"He who answers before listening -- that is his folly and his shame" (Proverbs 18:13 NIV); "Before hearing, answer not, and interrupt no one in the middle of his speech" (Sirach 11:8 NAB); "Everyone should be quick to listen, slow to speak..." (James 1:19 NIV).
We interrupt God when we question and shout "Why?" in the midst of His workings for us. Too, in our conduct toward others, we are so anxious to prove to them how wise we are that we can't wait to mow them down with our own philosophy, right or wrong. We can never learn while we trip over our own tongue trying to prove what we perceive to be another's ignorance.
In social relations we are too quick to form superficial judgments of others. It's a very narrow mind and heart that will not allow another to express his or her beliefs and feelings. It is hurtful, hateful and foolish to assume that we have the last word about anything at all. People and life have many fascinating facets that only the open mind and heart will find by observing and listening to others. Most of the time this means being speechless!

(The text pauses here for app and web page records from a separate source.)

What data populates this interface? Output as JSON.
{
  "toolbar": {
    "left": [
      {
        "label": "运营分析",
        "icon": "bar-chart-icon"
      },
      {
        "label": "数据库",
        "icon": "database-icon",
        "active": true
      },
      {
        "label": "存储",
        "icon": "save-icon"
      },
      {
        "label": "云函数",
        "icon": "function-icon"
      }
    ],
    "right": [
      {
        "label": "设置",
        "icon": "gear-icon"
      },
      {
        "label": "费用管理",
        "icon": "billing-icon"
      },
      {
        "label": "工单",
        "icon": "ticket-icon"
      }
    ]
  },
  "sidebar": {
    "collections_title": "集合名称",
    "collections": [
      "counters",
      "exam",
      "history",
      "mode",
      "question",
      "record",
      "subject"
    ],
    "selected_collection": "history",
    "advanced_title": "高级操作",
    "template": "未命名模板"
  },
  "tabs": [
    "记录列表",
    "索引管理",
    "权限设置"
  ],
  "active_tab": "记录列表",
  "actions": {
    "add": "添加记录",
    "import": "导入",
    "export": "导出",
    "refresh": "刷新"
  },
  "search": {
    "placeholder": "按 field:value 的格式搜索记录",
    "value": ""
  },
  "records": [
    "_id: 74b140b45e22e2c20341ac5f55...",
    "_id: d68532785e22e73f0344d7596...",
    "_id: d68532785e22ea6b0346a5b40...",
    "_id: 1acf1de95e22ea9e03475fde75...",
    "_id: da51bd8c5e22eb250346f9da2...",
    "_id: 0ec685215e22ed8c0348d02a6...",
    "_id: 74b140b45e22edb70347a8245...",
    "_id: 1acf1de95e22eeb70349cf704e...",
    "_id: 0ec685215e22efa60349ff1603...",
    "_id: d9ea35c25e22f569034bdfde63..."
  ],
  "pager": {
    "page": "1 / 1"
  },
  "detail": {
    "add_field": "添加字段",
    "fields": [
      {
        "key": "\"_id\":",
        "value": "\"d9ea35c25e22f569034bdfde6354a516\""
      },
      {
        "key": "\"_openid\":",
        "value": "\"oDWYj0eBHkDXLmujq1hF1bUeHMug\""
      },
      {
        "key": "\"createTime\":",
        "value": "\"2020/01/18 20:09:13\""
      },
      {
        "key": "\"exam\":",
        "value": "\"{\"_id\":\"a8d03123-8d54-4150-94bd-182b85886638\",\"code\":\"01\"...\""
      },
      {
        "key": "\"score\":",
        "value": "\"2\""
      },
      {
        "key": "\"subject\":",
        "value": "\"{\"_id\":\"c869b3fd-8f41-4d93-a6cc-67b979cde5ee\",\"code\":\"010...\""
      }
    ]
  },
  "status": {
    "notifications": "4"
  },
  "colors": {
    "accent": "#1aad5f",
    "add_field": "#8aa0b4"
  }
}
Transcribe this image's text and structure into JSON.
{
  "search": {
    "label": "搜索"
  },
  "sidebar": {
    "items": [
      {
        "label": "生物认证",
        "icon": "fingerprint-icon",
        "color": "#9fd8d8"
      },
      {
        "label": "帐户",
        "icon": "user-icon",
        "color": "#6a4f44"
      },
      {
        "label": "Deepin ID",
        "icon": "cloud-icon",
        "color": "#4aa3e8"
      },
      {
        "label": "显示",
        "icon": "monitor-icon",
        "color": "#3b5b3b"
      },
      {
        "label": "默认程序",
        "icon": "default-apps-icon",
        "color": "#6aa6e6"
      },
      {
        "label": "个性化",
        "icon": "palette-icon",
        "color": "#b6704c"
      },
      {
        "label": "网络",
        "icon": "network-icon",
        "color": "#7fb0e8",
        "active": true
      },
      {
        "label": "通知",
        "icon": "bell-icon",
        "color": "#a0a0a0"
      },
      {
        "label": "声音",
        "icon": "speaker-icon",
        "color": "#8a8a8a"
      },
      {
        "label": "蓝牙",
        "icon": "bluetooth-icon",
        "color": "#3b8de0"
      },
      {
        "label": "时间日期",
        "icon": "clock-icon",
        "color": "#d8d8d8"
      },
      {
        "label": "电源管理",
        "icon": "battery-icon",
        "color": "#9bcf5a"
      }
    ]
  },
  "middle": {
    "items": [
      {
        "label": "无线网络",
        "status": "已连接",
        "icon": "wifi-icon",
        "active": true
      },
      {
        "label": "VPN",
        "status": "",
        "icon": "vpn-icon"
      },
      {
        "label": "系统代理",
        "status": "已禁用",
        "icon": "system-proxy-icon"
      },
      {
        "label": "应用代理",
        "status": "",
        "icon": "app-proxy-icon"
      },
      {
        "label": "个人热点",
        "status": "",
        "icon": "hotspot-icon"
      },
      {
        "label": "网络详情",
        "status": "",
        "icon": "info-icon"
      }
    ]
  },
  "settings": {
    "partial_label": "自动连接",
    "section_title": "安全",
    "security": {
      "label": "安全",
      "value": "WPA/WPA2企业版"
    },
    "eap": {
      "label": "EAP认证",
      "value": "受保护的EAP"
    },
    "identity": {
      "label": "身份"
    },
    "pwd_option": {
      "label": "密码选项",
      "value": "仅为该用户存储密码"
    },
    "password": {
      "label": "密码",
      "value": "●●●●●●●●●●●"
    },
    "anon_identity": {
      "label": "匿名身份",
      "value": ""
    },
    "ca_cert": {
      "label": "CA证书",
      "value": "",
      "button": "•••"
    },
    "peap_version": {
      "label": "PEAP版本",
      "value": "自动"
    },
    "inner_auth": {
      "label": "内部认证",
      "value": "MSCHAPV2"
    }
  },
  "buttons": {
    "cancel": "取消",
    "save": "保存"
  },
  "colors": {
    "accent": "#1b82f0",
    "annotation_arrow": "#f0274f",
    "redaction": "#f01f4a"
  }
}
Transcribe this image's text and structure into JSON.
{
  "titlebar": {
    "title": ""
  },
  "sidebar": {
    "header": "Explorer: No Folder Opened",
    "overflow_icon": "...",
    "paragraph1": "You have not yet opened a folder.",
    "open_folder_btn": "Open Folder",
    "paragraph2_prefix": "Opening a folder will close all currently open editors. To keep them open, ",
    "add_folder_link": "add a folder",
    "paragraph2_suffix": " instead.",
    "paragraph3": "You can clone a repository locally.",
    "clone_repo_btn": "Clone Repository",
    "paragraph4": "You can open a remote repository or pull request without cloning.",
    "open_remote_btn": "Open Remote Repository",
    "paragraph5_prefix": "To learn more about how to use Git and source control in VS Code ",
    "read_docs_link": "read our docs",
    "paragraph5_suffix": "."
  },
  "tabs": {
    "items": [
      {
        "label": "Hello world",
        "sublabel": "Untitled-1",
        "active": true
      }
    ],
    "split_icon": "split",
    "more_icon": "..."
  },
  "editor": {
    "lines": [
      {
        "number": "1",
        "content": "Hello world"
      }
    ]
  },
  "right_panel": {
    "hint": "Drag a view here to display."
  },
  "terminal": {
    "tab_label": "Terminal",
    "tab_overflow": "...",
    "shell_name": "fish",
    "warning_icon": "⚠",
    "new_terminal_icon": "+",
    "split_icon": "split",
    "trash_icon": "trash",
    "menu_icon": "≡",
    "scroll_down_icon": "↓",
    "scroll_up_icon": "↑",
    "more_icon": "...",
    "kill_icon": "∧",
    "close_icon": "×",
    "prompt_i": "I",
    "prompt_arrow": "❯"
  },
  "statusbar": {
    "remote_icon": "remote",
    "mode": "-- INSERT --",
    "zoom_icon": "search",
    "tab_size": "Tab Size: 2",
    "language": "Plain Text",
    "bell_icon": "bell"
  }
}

"Anyone who teaches novelties and refuses to fall in with the sound words of our Lord Jesus Christ and the doctrine that tallies with godliness, is a conceited, ignorant creature, with a morbid passion for controversy and argument which leads only to envy, dissension, insults, insinuations, and constant friction between people who are depraved in mind and deprived of the Truth" (1 Timothy 6:3,4 Moffatt). How we love to press and impress others, to the point of imposition. Rather than knocking others over with our wit and expertise, we might be better off taking James' advice and try quiet courtesy.
"Some take a pride in being quick. They answer a matter before they hear it, hear it out, nay, as soon as they but hear of it. They think it is their honour to take up a cause suddenly; and, when they have heard one side, they think the matter so plain that they need not trouble themselves to hear the other; they are already apprized of it, and masters of all the merits of the cause. Whereas, though a ready wit is an agreeable thing to play with, it is solid judgment and sound wisdom that do business. Those that take a pride in being quick commonly fall under the just reproach of being impertinent. It is folly for a man to go about to speak to a thing which he does not understand, or to pass sentence upon a matter which he is not truly and fully informed of, and has not patience to make a strict enquiry into; and, if it be folly, it is and will be shame" (Anonymous).